Letters to the Editor

Letters to the Editor

Zoe Paskins, et al. Clinical effectiveness of one ultrasound guided intra-articular corticosteroid and local anaesthetic injection in addition to advice and education for hip osteoarthritis (HIT trial): single blind, parallel group, three arm, randomised controlled trial. MJ 2022;377:e068446.


Objective: To compare the clinical effectiveness of adding a single ultrasound guided intra-articular hip injection of corticosteroid and local anaesthetic to advice and education in adults with hip osteoarthritis.

Design: Pragmatic, three arm, parallel group, single blind, randomised controlled trial.

Setting: Two community musculoskeletal services in England.

Participants: 199 adults aged ≥40 years with hip osteoarthritis and at least moderate pain: 67 were randomly assigned to receive advice and education (best current treatment (BCT)), 66 to BCT plus ultrasound guided injection of triamcinolone and lidocaine, and 66 to BCT plus ultrasound guided injection of lidocaine.

Interventions: BCT alone, BCT plus ultrasound guided intra-articular hip injection of 40 mg triamcinolone acetonide and 4 mL 1% lidocaine hydrochloride, or BCT plus ultrasound guided intra-articular hip injection of 5 mL 1% lidocaine. Participants in the ultrasound guided arms were masked to the injection they received.

Main outcome measures: The primary outcome was self-reported current intensity of hip pain (0-10 Numerical Rating Scale) over six months. Outcomes were self-reported at two weeks and at two, four, and six months.

Results: Mean age of the study sample was 62.8 years (standard deviation 10.0) and 113 (57%) were women. Average weighted follow-up rate across time points was 93%. Greater mean improvement in hip pain intensity over six months was reported with BCT plus ultrasound-triamcinolone-lidocaine compared with BCT: mean difference -1.43 (95% confidence interval -2.15 to -0.72), P<0.001; standardised mean difference -0.55 (-0.82 to -0.27). No difference in hip pain intensity over six months was reported between BCT plus ultrasound-triamcinolone-lidocaine compared with BCT plus ultrasound-lidocaine (-0.52 (-1.21 to 0.18)). The presence of ultrasound confirmed synovitis or effusion was associated with significant interaction effect favouring BCT plus ultrasound-triamcinolone-lidocaine (-1.70 (-3.10 to -0.30)). One participant in the BCT plus ultrasound-triamcinolone-lidocaine group with a bioprosthetic aortic valve died from subacute bacterial endocarditis four months after the intervention, deemed possibly related to the trial treatment.

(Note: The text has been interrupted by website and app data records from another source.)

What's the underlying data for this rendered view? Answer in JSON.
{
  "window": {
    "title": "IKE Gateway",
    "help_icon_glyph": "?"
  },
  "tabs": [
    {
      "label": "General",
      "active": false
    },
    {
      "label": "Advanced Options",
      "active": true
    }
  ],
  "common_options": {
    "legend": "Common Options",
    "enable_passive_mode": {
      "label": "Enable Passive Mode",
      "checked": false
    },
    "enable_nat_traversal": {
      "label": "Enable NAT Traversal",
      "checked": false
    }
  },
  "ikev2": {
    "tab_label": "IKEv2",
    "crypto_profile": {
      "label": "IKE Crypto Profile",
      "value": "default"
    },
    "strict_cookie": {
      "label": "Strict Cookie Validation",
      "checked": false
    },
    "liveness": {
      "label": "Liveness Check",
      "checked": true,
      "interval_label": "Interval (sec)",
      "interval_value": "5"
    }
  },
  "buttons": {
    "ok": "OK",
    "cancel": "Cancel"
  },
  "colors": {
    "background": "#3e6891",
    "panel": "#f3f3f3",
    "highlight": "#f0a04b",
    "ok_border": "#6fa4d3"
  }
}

Conclusions: Ultrasound-guided intra-articular hip injection of triamcinolone is a treatment option to add to BCT for people with hip osteoarthritis.

Comments of Dr. Chockalingam

  1. Our incidence of primary OA hip is not as high as in the Caucasian population. This article may not reflect our patient population.
  2. Advanced secondary OA hip is a common presentation in younger patients due to ankylosing spondylitis, AVN hip, and inflammatory arthropathy. These patients often need THR and not injections.
  3. We do use diagnostic injections into the hip to differentiate the pain that is coming from the lumbar spine.
  4. Use of ultrasound vs injection under x-ray control. No specific advantage for USS. Reason: as it is done for diagnostic purposes, it is best done by the Ortho team.
  5. We the Ortho surgeons also have courses to get trained on USS guided injections. We will get trained too soon!

Dr. S. Chockalingam

Senior Consultant, Orthopaedic Surgeon